[Dataset entries]
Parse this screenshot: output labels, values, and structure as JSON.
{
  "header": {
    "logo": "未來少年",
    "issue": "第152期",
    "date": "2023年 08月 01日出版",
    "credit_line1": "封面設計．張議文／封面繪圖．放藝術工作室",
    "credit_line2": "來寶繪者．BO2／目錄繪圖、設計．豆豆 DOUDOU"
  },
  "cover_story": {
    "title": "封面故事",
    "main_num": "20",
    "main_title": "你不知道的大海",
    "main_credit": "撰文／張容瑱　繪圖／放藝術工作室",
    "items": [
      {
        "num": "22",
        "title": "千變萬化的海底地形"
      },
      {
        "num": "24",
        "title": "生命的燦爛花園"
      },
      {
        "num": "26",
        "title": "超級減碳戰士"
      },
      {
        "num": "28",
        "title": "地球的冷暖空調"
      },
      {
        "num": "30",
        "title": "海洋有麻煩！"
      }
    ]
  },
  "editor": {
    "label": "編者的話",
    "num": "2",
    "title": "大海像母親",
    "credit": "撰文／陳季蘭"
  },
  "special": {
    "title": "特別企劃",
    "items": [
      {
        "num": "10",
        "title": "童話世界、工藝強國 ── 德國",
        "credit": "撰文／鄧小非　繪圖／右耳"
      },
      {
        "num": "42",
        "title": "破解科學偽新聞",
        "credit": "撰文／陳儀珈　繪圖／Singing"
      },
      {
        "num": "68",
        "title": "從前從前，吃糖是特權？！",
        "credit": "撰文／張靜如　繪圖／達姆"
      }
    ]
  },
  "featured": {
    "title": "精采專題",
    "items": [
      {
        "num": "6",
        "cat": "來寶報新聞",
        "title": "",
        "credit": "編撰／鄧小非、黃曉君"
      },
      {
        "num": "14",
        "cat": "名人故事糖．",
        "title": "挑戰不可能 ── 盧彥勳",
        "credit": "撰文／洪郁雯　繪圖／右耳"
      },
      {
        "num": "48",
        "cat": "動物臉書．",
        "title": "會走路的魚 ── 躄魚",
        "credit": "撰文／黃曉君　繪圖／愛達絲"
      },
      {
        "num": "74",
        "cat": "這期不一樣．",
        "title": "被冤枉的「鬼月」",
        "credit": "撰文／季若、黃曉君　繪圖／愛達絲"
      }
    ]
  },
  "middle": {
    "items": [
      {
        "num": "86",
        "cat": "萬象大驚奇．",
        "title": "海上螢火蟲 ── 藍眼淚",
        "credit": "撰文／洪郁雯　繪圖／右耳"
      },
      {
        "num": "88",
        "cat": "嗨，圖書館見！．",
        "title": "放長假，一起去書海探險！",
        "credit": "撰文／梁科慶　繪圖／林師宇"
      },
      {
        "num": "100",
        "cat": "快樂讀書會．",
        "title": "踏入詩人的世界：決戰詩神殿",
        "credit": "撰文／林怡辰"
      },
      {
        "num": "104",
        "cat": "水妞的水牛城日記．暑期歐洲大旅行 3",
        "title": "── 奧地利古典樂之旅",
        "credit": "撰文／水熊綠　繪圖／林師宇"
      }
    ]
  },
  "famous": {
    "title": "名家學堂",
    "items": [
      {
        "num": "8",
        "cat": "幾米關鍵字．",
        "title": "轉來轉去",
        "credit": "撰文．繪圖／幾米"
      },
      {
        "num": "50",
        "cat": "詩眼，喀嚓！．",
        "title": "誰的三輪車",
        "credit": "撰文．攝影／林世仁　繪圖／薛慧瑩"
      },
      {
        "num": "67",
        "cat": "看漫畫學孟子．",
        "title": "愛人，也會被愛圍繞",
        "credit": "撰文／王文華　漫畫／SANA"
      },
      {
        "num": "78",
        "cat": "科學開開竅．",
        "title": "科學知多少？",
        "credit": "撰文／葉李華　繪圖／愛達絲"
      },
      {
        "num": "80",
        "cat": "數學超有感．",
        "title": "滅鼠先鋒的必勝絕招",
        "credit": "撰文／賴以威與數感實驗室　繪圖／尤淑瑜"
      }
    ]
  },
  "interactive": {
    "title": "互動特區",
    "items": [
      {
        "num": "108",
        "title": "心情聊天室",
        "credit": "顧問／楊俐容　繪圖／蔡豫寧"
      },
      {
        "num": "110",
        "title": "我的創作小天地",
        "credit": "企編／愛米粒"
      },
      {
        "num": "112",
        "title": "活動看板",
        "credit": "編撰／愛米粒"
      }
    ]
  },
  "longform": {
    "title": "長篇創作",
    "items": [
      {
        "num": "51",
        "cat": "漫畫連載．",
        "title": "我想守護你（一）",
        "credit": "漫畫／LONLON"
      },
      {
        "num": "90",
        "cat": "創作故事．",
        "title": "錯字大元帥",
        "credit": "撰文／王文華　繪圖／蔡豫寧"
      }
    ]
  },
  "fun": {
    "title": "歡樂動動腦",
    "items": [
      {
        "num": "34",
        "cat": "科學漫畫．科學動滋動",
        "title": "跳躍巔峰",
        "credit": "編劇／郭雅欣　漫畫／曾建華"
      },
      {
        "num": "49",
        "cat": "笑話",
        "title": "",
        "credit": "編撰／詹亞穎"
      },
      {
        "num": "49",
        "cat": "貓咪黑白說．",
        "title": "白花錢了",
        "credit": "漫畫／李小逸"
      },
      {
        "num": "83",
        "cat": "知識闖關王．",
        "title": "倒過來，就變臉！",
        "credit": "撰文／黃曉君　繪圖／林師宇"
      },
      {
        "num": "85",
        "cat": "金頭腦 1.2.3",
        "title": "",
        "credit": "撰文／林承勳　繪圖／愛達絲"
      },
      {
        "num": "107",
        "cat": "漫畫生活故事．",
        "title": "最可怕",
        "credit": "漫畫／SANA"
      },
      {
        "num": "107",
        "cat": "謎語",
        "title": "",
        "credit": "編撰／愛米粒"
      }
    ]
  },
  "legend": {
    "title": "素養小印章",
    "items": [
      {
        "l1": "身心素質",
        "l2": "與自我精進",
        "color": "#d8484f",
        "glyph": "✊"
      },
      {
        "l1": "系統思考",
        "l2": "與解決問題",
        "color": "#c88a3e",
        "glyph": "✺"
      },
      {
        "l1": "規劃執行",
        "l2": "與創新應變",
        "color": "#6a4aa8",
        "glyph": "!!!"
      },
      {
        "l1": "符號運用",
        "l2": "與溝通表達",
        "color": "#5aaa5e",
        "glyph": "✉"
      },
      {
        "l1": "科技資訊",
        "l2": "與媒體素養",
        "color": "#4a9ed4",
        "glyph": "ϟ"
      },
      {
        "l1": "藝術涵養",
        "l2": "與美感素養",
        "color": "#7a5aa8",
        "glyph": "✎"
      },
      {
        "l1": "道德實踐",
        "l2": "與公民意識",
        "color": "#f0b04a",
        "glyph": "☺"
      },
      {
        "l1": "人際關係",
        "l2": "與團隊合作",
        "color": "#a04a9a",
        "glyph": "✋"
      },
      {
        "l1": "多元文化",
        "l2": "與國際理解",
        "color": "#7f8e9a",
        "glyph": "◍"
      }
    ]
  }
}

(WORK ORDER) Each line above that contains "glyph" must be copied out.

(EXERCISE SOLUTION)
        "glyph": "✊"
        "glyph": "✺"
        "glyph": "!!!"
        "glyph": "✉"
        "glyph": "ϟ"
        "glyph": "✎"
        "glyph": "☺"
        "glyph": "✋"
        "glyph": "◍"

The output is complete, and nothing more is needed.